## Supplied data
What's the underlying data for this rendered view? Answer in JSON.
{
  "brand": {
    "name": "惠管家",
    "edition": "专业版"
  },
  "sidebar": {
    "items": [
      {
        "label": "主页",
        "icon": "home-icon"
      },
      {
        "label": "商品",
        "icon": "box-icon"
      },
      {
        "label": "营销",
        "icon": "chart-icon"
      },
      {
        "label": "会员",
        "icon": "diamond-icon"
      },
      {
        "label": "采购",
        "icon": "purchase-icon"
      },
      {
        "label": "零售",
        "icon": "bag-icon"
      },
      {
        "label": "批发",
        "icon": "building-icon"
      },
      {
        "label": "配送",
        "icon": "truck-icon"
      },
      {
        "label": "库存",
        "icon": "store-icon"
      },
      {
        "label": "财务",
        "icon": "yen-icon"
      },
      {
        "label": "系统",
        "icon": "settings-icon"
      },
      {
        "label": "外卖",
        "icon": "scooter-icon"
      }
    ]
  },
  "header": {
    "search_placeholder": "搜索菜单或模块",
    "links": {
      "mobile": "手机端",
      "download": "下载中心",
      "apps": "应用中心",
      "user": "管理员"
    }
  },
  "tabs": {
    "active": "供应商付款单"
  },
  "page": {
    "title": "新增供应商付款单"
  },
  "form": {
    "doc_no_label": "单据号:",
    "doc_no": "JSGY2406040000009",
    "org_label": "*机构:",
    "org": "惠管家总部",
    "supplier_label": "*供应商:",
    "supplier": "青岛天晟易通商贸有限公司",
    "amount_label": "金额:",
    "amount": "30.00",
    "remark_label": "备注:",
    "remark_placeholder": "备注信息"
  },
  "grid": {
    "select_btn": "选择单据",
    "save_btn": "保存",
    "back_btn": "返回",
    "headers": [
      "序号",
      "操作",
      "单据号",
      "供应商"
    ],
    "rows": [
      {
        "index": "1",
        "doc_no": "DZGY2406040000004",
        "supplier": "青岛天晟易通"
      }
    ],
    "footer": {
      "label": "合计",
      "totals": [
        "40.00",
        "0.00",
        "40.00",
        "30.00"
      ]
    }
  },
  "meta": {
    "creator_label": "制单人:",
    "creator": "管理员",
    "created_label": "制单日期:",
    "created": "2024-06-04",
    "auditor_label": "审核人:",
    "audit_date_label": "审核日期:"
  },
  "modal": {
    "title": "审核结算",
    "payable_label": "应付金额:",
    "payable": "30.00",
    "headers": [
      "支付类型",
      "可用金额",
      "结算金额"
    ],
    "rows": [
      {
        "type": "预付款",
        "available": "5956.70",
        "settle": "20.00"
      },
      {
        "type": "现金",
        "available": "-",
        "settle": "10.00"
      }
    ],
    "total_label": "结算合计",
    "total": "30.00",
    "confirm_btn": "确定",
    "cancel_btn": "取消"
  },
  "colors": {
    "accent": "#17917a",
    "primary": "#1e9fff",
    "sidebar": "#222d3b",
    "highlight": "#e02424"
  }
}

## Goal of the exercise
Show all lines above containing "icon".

## Answer to this problem
        "icon": "home-icon"
        "icon": "box-icon"
        "icon": "chart-icon"
        "icon": "diamond-icon"
        "icon": "purchase-icon"
        "icon": "bag-icon"
        "icon": "building-icon"
        "icon": "truck-icon"
        "icon": "store-icon"
        "icon": "yen-icon"
        "icon": "settings-icon"
        "icon": "scooter-icon"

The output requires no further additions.